#### YOUR ASSIGNMENT:
A complete and exact copy of the data below is required.

Component data from apps and pages:
□ □ □ □ □ □ □

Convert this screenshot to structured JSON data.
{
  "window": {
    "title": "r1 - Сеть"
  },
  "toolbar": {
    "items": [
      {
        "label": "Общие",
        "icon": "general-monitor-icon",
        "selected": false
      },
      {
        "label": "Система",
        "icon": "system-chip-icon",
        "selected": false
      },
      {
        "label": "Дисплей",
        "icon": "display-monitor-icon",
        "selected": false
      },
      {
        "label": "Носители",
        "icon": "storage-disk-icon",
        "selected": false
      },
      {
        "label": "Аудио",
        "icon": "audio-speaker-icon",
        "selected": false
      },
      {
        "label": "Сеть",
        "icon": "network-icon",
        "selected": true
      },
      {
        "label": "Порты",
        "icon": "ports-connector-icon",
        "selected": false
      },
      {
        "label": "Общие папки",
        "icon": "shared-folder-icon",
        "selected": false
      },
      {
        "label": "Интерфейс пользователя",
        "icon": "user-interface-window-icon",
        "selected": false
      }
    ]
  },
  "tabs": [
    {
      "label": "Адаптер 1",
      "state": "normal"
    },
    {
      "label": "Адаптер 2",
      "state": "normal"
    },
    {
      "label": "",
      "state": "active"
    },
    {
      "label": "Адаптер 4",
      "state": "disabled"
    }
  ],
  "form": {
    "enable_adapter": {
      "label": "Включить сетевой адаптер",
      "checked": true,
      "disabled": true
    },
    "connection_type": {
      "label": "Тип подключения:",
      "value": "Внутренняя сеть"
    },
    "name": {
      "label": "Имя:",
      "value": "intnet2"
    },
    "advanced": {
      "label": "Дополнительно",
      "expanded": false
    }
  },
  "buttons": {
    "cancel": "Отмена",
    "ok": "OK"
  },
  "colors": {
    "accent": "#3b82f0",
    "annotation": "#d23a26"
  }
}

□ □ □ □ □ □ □

#### RESULT:
Convert this screenshot to structured JSON data.
{
  "window": {
    "title": "r1 - Сеть"
  },
  "toolbar": {
    "items": [
      {
        "label": "Общие",
        "icon": "general-monitor-icon",
        "selected": false
      },
      {
        "label": "Система",
        "icon": "system-chip-icon",
        "selected": false
      },
      {
        "label": "Дисплей",
        "icon": "display-monitor-icon",
        "selected": false
      },
      {
        "label": "Носители",
        "icon": "storage-disk-icon",
        "selected": false
      },
      {
        "label": "Аудио",
        "icon": "audio-speaker-icon",
        "selected": false
      },
      {
        "label": "Сеть",
        "icon": "network-icon",
        "selected": true
      },
      {
        "label": "Порты",
        "icon": "ports-connector-icon",
        "selected": false
      },
      {
        "label": "Общие папки",
        "icon": "shared-folder-icon",
        "selected": false
      },
      {
        "label": "Интерфейс пользователя",
        "icon": "user-interface-window-icon",
        "selected": false
      }
    ]
  },
  "tabs": [
    {
      "label": "Адаптер 1",
      "state": "normal"
    },
    {
      "label": "Адаптер 2",
      "state": "normal"
    },
    {
      "label": "",
      "state": "active"
    },
    {
      "label": "Адаптер 4",
      "state": "disabled"
    }
  ],
  "form": {
    "enable_adapter": {
      "label": "Включить сетевой адаптер",
      "checked": true,
      "disabled": true
    },
    "connection_type": {
      "label": "Тип подключения:",
      "value": "Внутренняя сеть"
    },
    "name": {
      "label": "Имя:",
      "value": "intnet2"
    },
    "advanced": {
      "label": "Дополнительно",
      "expanded": false
    }
  },
  "buttons": {
    "cancel": "Отмена",
    "ok": "OK"
  },
  "colors": {
    "accent": "#3b82f0",
    "annotation": "#d23a26"
  }
}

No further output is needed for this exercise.